shore, preferring the panoramic to the perspective view. In place of a line
rising from the water's edge to Trinity Church, and thence substantially
horizontal till the clock-tower of the City Hall was reached, one now sees
(say from Hoboken) first the square mass of Babbitt's soap factory; next
Trinity; then the Equitable and Mutual Life Buildings; then the roof of the
Delaware and Hudson Canal Company's Office; then the Western Union Telegraph
Company's mammoth edifice; then in the huddle, the _Evening Post_, Park Bank
and _Herald_ Buildings, pierced by the spire of St. Paul's, then the Post
Office, the tower and high roof of the _Tribune_ Building, the twin piers of
the Brooklyn Bridge, and finally City Hall. From this point Northward the
line becomes tolerably even again, but is broken at short intervals by spires,
pavilions and domes, more numerous than striking, till the City vista is cut
off by the factory-like Manhattan Market, and the eye rests delightedly on the
natural shapes of the unharvested cliffs of the Hudson.


I previously said that the Beecher-Tilton affair was called "the ragged
edge trial."
"Ragged edge" was also in the Cincinnati Daily Gazette, 20 March 1875,
publication, 17 March 1875, pg. 4, col. 1, "The 'ragged-edge' men in
Cincinnati just now are the members of the Johnston Democracy." The New-York
Commercial Advertiser, 27 April 1875, pg. 2, col. 3, has "matters are still on
the 'r-gg-d edge.'"


This possible antedate (see the RHHDAS) is from the Cincinnati Daily
Gazette, 22 January 1875, pg. 4, col. 1:

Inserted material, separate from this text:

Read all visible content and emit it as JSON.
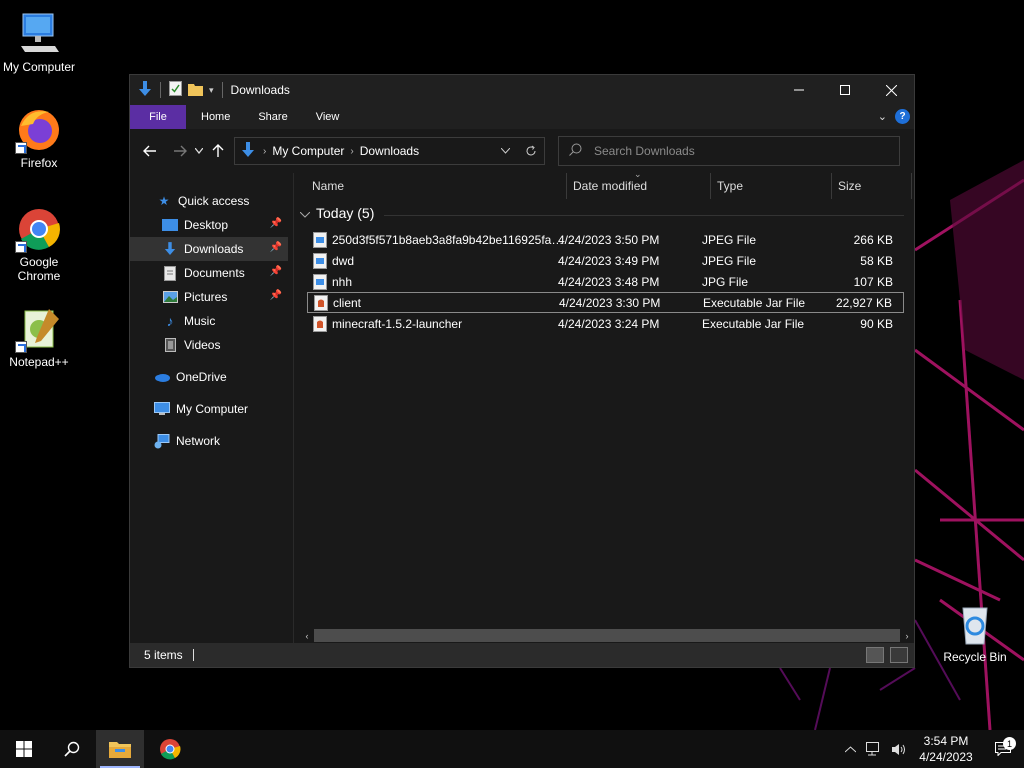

What is BISMARCK about? Does he think that the German fatherland extends
across the Atlantic, and is he about to interpose diplomatic remonstrances, or
adopt even sterner policy against Puritanic "muckers?"


Barnhart's Dictionary of Etymology has 1927 for "psycho." But perhaps
the first "psycho" was not a person at all!
This is from the Cincinnati Daily Gazette, 12 February 1875, pg. 4, col.

The Automaton Card Player.
From the London Times.
The new automaton invented by Mr. John Neuil Maskelyne and Mr. John
Algernon Clarke, which appears twice daily in Messrs. Maskelyne and Cooke's
entertainment at the Egyptian Hall, Piccadilly, is not a deception like Baron
Kempler's renowned chess player. (...) The marvel of the new invention of
Mr. Maskelyne and Mr. Clarke consists in three distinctive features--the
figure has no living being within it; it is perfectly isolated from any
connection--mechanical, electrical, magnetical, or otherwise conceivable--with
any operator at a distance; and yet, nevertheless, it plays a game of whist
with no little skill, performs arithmetical calculations, obeys by its
movements the directions of any person in the audience, and accomplishes a
number of very surprising feats with cards chosen and names written by the
audience. "Psycho," as the automaton has been named,...


Sure, I'd trust a yellow dog. This is from the New York Tribune, 9
February 1875, pg. 6, col. 6:

A "yaller" dog has covered himself with glory as a traveler or pilgrim or
quadrupedestrian. He was taken last Fall from Indiana to Kansas. But he
didn't like Kansas, and was homesick through and through. He found meat
scarce and was averse to a diet of grasshoppers. So he tramped it over miles
and miles of desolate prairies; he swam the Kansas and Missouri Rivers; and
one day, footsore, weary, and lean, he barked at the old door. He was six
weeks upon the journey; and the first thing he did upon getting home was to
eat his dinner calmly, the next to drive the pigs out of the yard according to
his ancient custom. He had learned something, but had forgotten nothing. If
ever dog deserved a silver collar and unlimited bones for life, he is the


At a chapter of SABR (Society for American Baseball Research) on
Saturday, February 28th, 3:25-3:40 p.m., at the Brooklyn Heights Library, I'll
lecture on the origin of "New York Yankees," "Bronx Bombers," and "Subway
Series." Most everything has already been posted here. I did the origin of
the "fan" at the SABR meeting in 1996. About 130 people show up. I'll also
write it in article form for Yankees Magazine.
From March 5-20th I'll be in Guatemala (no internet!), touring the Mayan
sites and investigating the origin of "chocolate." There is a safety risk,
and it was a tough choice between being robbed in Guatemala or dying from
anthrax poisoning on the New York City subways.